EXERCISE DIRECTIONS » The records below are to be returned word for word, with pictures left out.

SOURCE DATA »
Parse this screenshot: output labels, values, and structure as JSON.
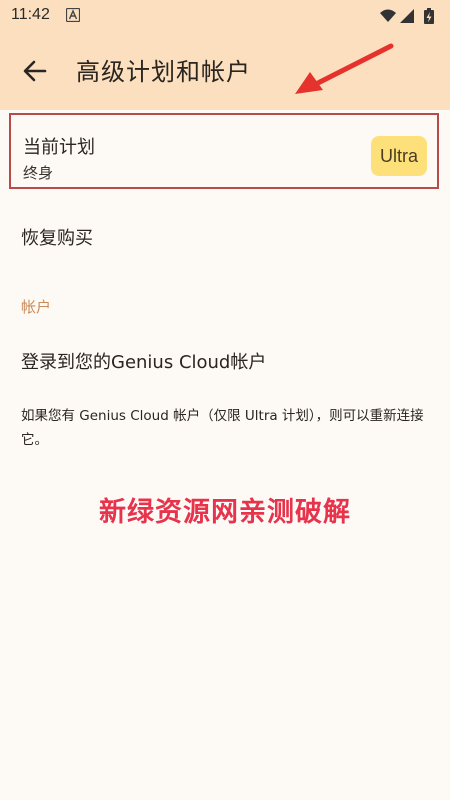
{
  "status_bar": {
    "time": "11:42",
    "notification_icon": "a-badge-icon",
    "icons": [
      "wifi-icon",
      "signal-icon",
      "battery-charging-icon"
    ]
  },
  "app_bar": {
    "back_icon": "arrow-left-icon",
    "title": "高级计划和帐户"
  },
  "current_plan": {
    "title": "当前计划",
    "subtitle": "终身",
    "badge": "Ultra"
  },
  "restore": {
    "label": "恢复购买"
  },
  "account_section": {
    "header": "帐户",
    "login_label": "登录到您的Genius Cloud帐户",
    "info": "如果您有 Genius Cloud 帐户（仅限 Ultra 计划），则可以重新连接它。"
  },
  "watermark": "新绿资源网亲测破解",
  "colors": {
    "header_bg": "#fbdfbf",
    "page_bg": "#fdf9f4",
    "badge_bg": "#fde07a",
    "section_header": "#c98a5a",
    "highlight_border": "#b94a4a",
    "watermark": "#e8344b"
  }
}
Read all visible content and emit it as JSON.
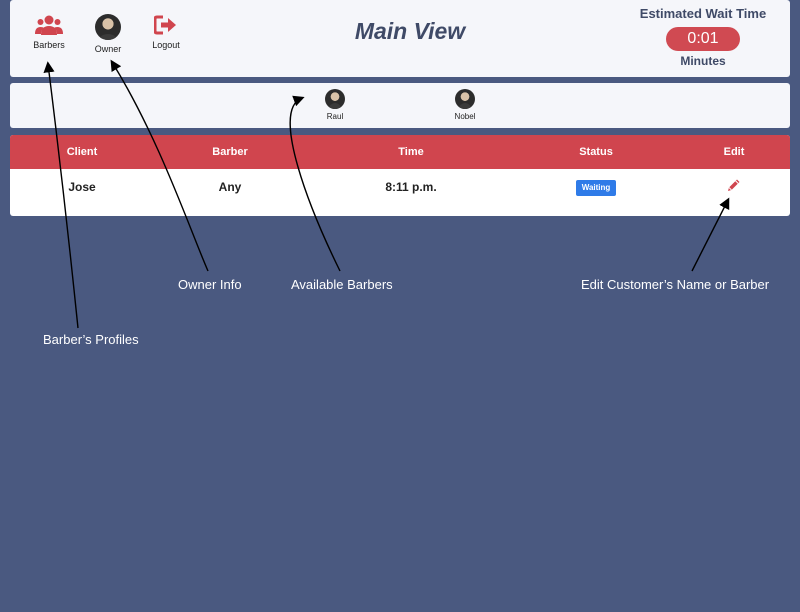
{
  "header": {
    "nav": [
      {
        "label": "Barbers",
        "icon": "users-icon"
      },
      {
        "label": "Owner",
        "icon": "avatar"
      },
      {
        "label": "Logout",
        "icon": "sign-out-icon"
      }
    ],
    "title": "Main View",
    "wait": {
      "label": "Estimated Wait Time",
      "value": "0:01",
      "unit": "Minutes"
    }
  },
  "barbers": [
    {
      "name": "Raul"
    },
    {
      "name": "Nobel"
    }
  ],
  "queue": {
    "columns": [
      "Client",
      "Barber",
      "Time",
      "Status",
      "Edit"
    ],
    "rows": [
      {
        "client": "Jose",
        "barber": "Any",
        "time": "8:11 p.m.",
        "status": "Waiting",
        "edit_icon": "pencil-icon"
      }
    ]
  },
  "annotations": {
    "owner": "Owner Info",
    "barbers_available": "Available Barbers",
    "edit": "Edit Customer’s Name or Barber",
    "profiles": "Barber’s Profiles"
  },
  "colors": {
    "background": "#4a5980",
    "accent_red": "#d0454e",
    "badge_blue": "#2f7be8",
    "title_text": "#3f4a67"
  }
}
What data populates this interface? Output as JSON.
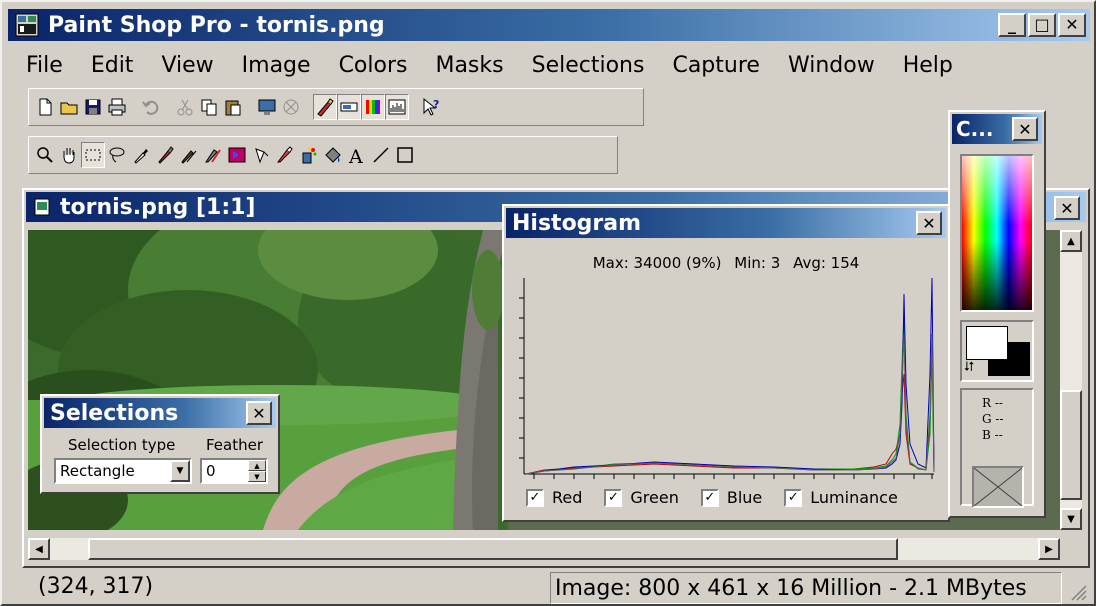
{
  "window": {
    "title": "Paint Shop Pro - tornis.png",
    "minimize": "_",
    "maximize": "□",
    "close": "✕"
  },
  "menu": [
    "File",
    "Edit",
    "View",
    "Image",
    "Colors",
    "Masks",
    "Selections",
    "Capture",
    "Window",
    "Help"
  ],
  "document": {
    "title": "tornis.png [1:1]",
    "close": "✕"
  },
  "selections_palette": {
    "title": "Selections",
    "close": "✕",
    "type_label": "Selection type",
    "type_value": "Rectangle",
    "feather_label": "Feather",
    "feather_value": "0"
  },
  "histogram": {
    "title": "Histogram",
    "close": "✕",
    "max": "Max: 34000 (9%)",
    "min": "Min: 3",
    "avg": "Avg: 154",
    "checks": [
      {
        "label": "Red",
        "checked": true
      },
      {
        "label": "Green",
        "checked": true
      },
      {
        "label": "Blue",
        "checked": true
      },
      {
        "label": "Luminance",
        "checked": true
      }
    ]
  },
  "colors_palette": {
    "title": "C...",
    "close": "✕",
    "r": "R --",
    "g": "G --",
    "b": "B --"
  },
  "status": {
    "coords": "(324, 317)",
    "info": "Image:  800 x 461 x 16 Million - 2.1 MBytes"
  }
}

WORKED SOLUTION »
Parse this screenshot: output labels, values, and structure as JSON.
{
  "status_bar": {
    "time": "11:42",
    "notification_icon": "a-badge-icon",
    "icons": [
      "wifi-icon",
      "signal-icon",
      "battery-charging-icon"
    ]
  },
  "app_bar": {
    "back_icon": "arrow-left-icon",
    "title": "高级计划和帐户"
  },
  "current_plan": {
    "title": "当前计划",
    "subtitle": "终身",
    "badge": "Ultra"
  },
  "restore": {
    "label": "恢复购买"
  },
  "account_section": {
    "header": "帐户",
    "login_label": "登录到您的Genius Cloud帐户",
    "info": "如果您有 Genius Cloud 帐户（仅限 Ultra 计划），则可以重新连接它。"
  },
  "watermark": "新绿资源网亲测破解",
  "colors": {
    "header_bg": "#fbdfbf",
    "page_bg": "#fdf9f4",
    "badge_bg": "#fde07a",
    "section_header": "#c98a5a",
    "highlight_border": "#b94a4a",
    "watermark": "#e8344b"
  }
}
Read all visible content and emit it as JSON.
{
  "header": {
    "nav": [
      {
        "label": "Barbers",
        "icon": "users-icon"
      },
      {
        "label": "Owner",
        "icon": "avatar"
      },
      {
        "label": "Logout",
        "icon": "sign-out-icon"
      }
    ],
    "title": "Main View",
    "wait": {
      "label": "Estimated Wait Time",
      "value": "0:01",
      "unit": "Minutes"
    }
  },
  "barbers": [
    {
      "name": "Raul"
    },
    {
      "name": "Nobel"
    }
  ],
  "queue": {
    "columns": [
      "Client",
      "Barber",
      "Time",
      "Status",
      "Edit"
    ],
    "rows": [
      {
        "client": "Jose",
        "barber": "Any",
        "time": "8:11 p.m.",
        "status": "Waiting",
        "edit_icon": "pencil-icon"
      }
    ]
  },
  "annotations": {
    "owner": "Owner Info",
    "barbers_available": "Available Barbers",
    "edit": "Edit Customer’s Name or Barber",
    "profiles": "Barber’s Profiles"
  },
  "colors": {
    "background": "#4a5980",
    "accent_red": "#d0454e",
    "badge_blue": "#2f7be8",
    "title_text": "#3f4a67"
  }
}
What data populates this interface? Output as JSON.
{
  "window": {
    "title": "Paint Shop Pro - tornis.png",
    "minimize": "_",
    "maximize": "□",
    "close": "✕"
  },
  "menu": [
    "File",
    "Edit",
    "View",
    "Image",
    "Colors",
    "Masks",
    "Selections",
    "Capture",
    "Window",
    "Help"
  ],
  "document": {
    "title": "tornis.png [1:1]",
    "close": "✕"
  },
  "selections_palette": {
    "title": "Selections",
    "close": "✕",
    "type_label": "Selection type",
    "type_value": "Rectangle",
    "feather_label": "Feather",
    "feather_value": "0"
  },
  "histogram": {
    "title": "Histogram",
    "close": "✕",
    "max": "Max: 34000 (9%)",
    "min": "Min: 3",
    "avg": "Avg: 154",
    "checks": [
      {
        "label": "Red",
        "checked": true
      },
      {
        "label": "Green",
        "checked": true
      },
      {
        "label": "Blue",
        "checked": true
      },
      {
        "label": "Luminance",
        "checked": true
      }
    ]
  },
  "colors_palette": {
    "title": "C...",
    "close": "✕",
    "r": "R --",
    "g": "G --",
    "b": "B --"
  },
  "status": {
    "coords": "(324, 317)",
    "info": "Image:  800 x 461 x 16 Million - 2.1 MBytes"
  }
}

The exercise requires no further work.